Wednesday 2 September 2015

Adopted post: Donnerwetter! Englanders!

So, David McGrogan of Monsters and Manuals came up with the idea of "adopting" blog posts -- that is, people taking over his unfinished posts. I volunteered to do one about Commando.

His post ran:

"One day, I'd like to make a game based on Commando Comics, the peculiar"
And that's it.

So ... peculiar. I suppose so. Commando preserves perhaps rather an old-fashioned model of comics storytelling. It's full of this kind of thing:

I think they come out once a week, I think, and there's like two to three panels per page, 63 pages per story. Self-contained action stories full of virtue and heroism and not many laughs. 

So, there's a hero, it's wartime (usually but not always WWII), the story goes on over a long period, there's usually but not always a sympathetic enemy, and a lot of the time our hero has some kind of psychological hurdle to overcome. People shout things like EAT LEAD, JERRY! and AIIIEEEE! and so on. 

Now, David's original pitch was to make a game out of Commando. I think that would require you to mess with the standard story structure, since the stories are (usually, but not always; these things come out once a week, so there are a lot of stories) typically tales of individual heroism. You could do it with any RPG that had a certain amount of detail in the weapons and stuff, although you don't want a combat system that's too lethal or realistic. This isn't one of yer serious war movies, here; it's straight-faced boys' adventure stuff. In fact, it's very old-fashioned in that respect too. 

I was saying to my wife the other day that they make you read "To Build a Fire" in school and it seems to instill in most of us the understanding that man vs nature conflict stories suck.
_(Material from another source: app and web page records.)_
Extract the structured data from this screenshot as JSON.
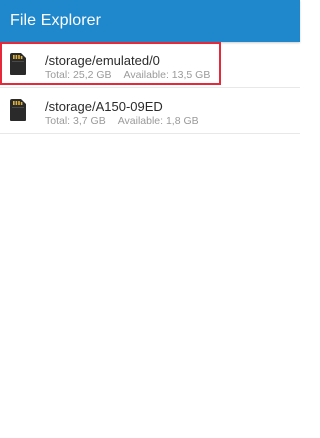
{
  "app": {
    "title": "File Explorer",
    "accent_color": "#1f87cc",
    "highlight_color": "#e5283a"
  },
  "storage_list": [
    {
      "path": "/storage/emulated/0",
      "total": "Total: 25,2 GB",
      "available": "Available: 13,5 GB",
      "icon": "sd-card-icon",
      "selected": true
    },
    {
      "path": "/storage/A150-09ED",
      "total": "Total: 3,7 GB",
      "available": "Available: 1,8 GB",
      "icon": "sd-card-icon",
      "selected": false
    }
  ]
}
But there's quite a lot of that kind of thing in a Commando story: shipwrecks, mountain climbing, difficult flying, icy waters. Physical challenges that aren't combat. Not usually something that's mechanically interesting in games, but I think you'd want it for this. 

So, OK, the players are a group of British military hero types, that's obvious. And we need a system that's got detailed but not super-lethal combat and physical stuff. And maybe we should address the thing that there are only four or five core character types. What if ... 

... OK, how about this? What if you create your character, and that's your guy. But in every session the situation is a different one -- like, this time you're on a submarine, in the next session you're paratroopers, in the one after that you're in ancient Rome. So you have your core character who then appears in a different ... I guess a different role in the next scenario. Lets you do the thing of having a bunch of different war stories -- most people don't want to play a whole campaign where you're flying Hurricats on the Murmansk Convoy -- but saves you having to come up with new characters each time. 

That appears to be the gimmick of a series of stories in Commando, the "Eagles" stories, which are about the military exploits of the same family at all different periods of British history: 

Actually, that was kind of the idea behind a game from the 90s called Amazing Engine, which never really went anywhere. It was your basic generic system, but I think the idea was that you actually created a single character who would then kind of quantum-leap into different settings? Something like that. 

If we want to mechanically emulate the themes -- which we might or might not -- maybe the best thing to do would be to take something like the Virtues system from Pendragon and bolt it onto whatever system you're using (or, hell, just do it with Pendragon)? Is there a good modern mod for Pendragon?